Colonized first by the Portuguese around 1512, Pulau Run (pulau means "island" in Indonesian) is taken by the English around 1605 with the neighboring island of Ai. They covet the precious nutmeg of which I spoke to you above, for their British East India Company.
It obviously does not please the Dutch who, at the time, want to establish in the Indian Ocean the monopoly of their own company, the Dutch East India Company (VOC), on the lucrative trade in spices and nutmeg in particular.
It's a long and bloody story ... I make it short: the Dutch, who managed to evict the Portuguese from the archipelago of Banda, impose their domination by slaughtering the islanders in 1621. But the English resist and still hold Run and Ai.
Finally, the English will retreat, but not without negotiation. The spell of Run is sealed by the Treaty of Breda, signed in 1667. Pulau Run is ceded to Holland, and in exchange England receives a distant islet, located in the Americas, in what was then the New Amsterdam: Manhattan!

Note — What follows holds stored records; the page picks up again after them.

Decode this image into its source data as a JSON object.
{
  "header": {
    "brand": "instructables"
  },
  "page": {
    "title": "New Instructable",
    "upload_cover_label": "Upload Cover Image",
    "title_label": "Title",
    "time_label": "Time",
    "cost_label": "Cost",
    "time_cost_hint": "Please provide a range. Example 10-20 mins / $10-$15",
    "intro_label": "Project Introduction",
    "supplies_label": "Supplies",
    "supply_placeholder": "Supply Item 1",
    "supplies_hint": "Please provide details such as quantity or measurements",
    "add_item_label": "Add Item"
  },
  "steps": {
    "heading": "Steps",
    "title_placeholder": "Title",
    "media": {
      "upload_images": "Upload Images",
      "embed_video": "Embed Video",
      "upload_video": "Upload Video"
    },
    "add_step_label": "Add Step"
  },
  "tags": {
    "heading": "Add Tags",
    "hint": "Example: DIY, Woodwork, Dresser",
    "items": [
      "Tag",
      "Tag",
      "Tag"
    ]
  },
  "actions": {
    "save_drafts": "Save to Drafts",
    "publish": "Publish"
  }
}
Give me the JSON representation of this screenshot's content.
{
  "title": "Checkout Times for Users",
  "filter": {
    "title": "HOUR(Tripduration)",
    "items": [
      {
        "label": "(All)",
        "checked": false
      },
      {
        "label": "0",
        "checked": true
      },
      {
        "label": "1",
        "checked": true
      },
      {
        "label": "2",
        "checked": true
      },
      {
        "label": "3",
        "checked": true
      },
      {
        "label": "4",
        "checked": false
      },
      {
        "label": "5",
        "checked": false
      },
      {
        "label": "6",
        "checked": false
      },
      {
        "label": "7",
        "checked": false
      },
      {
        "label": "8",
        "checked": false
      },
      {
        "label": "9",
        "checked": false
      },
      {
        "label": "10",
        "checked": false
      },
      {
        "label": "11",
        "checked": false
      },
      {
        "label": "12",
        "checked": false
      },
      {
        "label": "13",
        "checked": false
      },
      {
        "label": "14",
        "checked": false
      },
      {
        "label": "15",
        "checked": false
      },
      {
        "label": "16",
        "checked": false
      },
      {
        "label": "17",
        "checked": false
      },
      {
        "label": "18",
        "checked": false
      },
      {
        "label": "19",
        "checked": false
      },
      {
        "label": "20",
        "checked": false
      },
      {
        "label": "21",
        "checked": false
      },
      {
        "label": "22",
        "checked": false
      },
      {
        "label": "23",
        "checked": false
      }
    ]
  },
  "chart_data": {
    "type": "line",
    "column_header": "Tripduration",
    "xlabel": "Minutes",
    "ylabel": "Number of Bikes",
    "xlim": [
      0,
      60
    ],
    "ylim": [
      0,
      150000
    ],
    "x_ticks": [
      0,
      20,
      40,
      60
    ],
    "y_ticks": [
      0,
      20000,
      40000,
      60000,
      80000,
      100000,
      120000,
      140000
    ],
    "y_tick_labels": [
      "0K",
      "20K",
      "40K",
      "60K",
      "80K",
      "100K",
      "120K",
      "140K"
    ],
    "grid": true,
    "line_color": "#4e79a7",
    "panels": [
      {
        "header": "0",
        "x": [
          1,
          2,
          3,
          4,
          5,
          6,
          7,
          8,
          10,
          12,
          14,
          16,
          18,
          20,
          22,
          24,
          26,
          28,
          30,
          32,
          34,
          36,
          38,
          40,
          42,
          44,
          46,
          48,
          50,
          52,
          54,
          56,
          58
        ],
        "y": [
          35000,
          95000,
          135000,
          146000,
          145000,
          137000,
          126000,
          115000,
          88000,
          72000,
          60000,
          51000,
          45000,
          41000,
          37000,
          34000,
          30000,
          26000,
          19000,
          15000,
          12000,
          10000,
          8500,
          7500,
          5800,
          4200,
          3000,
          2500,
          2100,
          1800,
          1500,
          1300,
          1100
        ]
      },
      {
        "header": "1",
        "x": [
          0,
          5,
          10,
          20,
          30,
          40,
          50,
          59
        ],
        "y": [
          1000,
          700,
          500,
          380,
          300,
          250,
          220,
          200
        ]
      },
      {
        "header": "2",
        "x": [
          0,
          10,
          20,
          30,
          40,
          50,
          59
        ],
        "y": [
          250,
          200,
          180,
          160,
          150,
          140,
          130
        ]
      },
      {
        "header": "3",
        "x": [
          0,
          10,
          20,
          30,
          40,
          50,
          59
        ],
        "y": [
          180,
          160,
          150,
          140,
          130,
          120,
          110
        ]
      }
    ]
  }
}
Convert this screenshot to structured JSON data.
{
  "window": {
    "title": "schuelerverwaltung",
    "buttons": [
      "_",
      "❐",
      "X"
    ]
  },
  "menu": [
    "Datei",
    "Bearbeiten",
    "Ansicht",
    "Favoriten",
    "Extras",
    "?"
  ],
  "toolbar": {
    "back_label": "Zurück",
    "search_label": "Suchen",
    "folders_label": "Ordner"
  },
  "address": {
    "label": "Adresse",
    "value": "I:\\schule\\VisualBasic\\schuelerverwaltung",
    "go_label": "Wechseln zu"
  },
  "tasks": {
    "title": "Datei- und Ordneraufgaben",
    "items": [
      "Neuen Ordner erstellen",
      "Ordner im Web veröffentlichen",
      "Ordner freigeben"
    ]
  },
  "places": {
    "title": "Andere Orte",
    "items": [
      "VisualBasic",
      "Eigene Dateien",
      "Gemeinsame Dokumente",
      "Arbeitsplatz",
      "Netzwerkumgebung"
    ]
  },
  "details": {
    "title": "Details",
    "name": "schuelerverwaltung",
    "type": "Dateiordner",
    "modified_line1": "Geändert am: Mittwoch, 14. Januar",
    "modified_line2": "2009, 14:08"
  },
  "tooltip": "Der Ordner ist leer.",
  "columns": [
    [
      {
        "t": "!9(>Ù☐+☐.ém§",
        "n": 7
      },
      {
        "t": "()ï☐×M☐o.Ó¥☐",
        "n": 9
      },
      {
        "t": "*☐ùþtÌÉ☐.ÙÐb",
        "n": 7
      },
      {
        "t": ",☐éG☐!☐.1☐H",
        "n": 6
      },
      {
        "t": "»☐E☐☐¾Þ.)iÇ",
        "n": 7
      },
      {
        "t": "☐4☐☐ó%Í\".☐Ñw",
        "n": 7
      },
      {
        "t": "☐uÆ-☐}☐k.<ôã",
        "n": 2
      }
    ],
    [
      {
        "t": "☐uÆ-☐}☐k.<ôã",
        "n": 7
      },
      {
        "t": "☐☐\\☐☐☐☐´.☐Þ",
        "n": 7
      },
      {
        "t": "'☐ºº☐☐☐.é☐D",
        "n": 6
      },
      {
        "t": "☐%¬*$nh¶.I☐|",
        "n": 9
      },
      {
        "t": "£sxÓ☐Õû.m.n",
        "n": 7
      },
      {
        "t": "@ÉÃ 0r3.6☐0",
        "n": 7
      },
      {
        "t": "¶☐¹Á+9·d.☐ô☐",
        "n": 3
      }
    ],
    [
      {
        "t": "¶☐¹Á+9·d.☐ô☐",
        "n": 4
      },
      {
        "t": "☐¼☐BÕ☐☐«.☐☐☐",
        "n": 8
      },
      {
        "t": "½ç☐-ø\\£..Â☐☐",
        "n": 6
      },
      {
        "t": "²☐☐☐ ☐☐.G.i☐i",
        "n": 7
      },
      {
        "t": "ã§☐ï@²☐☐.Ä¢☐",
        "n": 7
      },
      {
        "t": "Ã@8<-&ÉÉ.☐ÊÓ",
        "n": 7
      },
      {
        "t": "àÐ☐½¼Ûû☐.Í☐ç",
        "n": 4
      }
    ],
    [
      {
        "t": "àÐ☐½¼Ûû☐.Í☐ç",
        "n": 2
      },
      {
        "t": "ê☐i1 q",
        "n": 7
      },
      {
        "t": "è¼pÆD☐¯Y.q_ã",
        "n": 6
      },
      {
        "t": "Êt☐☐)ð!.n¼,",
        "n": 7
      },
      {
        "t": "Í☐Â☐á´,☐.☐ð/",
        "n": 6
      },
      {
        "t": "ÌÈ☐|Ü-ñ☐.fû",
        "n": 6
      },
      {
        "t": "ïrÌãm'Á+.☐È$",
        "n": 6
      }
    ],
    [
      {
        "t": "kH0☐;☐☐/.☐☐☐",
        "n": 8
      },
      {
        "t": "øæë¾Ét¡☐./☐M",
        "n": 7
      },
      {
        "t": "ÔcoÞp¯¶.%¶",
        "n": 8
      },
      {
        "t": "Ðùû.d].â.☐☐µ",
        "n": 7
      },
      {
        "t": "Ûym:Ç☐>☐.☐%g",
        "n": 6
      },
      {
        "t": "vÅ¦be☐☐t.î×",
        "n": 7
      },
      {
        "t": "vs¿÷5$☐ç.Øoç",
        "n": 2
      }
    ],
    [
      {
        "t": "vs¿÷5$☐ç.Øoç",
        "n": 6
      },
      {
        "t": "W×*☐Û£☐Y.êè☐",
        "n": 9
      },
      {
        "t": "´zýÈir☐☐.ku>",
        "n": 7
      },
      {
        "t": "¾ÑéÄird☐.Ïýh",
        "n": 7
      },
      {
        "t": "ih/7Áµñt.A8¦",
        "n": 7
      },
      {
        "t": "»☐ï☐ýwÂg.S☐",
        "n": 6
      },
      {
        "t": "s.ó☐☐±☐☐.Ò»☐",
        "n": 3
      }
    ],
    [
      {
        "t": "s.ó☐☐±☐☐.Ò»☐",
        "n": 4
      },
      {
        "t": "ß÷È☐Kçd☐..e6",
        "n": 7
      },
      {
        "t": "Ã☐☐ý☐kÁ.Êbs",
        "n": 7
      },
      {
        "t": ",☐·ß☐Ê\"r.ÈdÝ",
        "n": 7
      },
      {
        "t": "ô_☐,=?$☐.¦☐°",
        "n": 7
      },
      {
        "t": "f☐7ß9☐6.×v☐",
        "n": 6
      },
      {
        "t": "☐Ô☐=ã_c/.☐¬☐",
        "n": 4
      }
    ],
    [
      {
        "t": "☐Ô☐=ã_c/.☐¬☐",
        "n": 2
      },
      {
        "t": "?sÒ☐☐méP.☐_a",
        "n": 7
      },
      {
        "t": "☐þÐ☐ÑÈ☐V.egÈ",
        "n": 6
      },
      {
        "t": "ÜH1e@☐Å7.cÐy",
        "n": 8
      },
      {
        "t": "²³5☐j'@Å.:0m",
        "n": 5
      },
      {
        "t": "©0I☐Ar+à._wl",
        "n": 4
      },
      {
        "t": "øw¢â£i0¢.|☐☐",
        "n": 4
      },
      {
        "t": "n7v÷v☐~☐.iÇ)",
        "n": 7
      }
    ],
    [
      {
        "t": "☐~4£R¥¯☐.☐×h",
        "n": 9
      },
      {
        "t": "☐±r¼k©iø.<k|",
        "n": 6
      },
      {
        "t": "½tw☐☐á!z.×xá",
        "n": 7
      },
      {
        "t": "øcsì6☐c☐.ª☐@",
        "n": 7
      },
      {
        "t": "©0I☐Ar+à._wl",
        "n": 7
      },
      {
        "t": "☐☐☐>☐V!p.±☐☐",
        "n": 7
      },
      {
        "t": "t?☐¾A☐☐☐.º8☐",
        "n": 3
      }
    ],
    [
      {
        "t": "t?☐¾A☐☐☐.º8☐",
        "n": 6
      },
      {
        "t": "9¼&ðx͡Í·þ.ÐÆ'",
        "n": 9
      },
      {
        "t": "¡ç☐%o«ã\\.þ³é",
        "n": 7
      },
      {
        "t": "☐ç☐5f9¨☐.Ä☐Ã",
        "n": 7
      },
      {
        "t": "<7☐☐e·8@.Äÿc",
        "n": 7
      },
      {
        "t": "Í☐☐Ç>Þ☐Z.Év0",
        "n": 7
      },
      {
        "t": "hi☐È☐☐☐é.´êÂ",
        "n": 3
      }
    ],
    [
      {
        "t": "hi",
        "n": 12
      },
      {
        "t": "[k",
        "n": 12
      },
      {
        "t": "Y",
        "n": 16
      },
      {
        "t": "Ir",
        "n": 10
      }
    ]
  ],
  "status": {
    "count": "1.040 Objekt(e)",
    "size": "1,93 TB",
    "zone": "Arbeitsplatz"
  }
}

Yes ... It was difficult to imagine, at the time, the development that Manhattan would experience in the following centuries, to become the city of New York that we know today.
To learn more about the turbulent history of the Banda Islands (old and recent), I refer you to this fascinating and very complete story, written for the site "Bali Autrement" by the anthropologist Franck Michel, great specialist of Asia : → The Banda Islands, a rudely coveted archipelago
A lost archipelago
When our little group is about to leave Banda Neira to return to the WaowWet in the bay, the rusty ship of the Pelni, the Indonesian ferry company, has just arrived. Suddenly, it is the crowd of great days in the village, still asleep and almost desert an hour earlier.
The street vendors have set up their stalls in the street leading to the pier - fish, spices, fruits and vegetables ... Quantity of goods are loaded and unloaded from the huge ferry, in a rush more organized than it is the air. It screams, it's jostling, there's a constant back and forth of carriers, motorcycles, people ...
As in all the isolated islands, the arrival of the boat which ensures regular connections with the rest of the world is an event. A real "life line" for islanders. As our appendix moves away, I contemplate, dreamily, all this agitation on the platform, thinking of Magellan, the great navigators of yesteryear and the countless Anglo-Dutch wars for the control of commercial shipping routes.
The spice route once made the Moluccas and Banda Islands famous. Westerners have forgotten them a little today. They attract only a few travelers, curious to get off the beaten track, and some privileged divers ...
I was the guest of Waow from October 27 to November 8, 2015, for this diving cruise called "Secrets of Seram". All opinions expressed here remain 100% mine.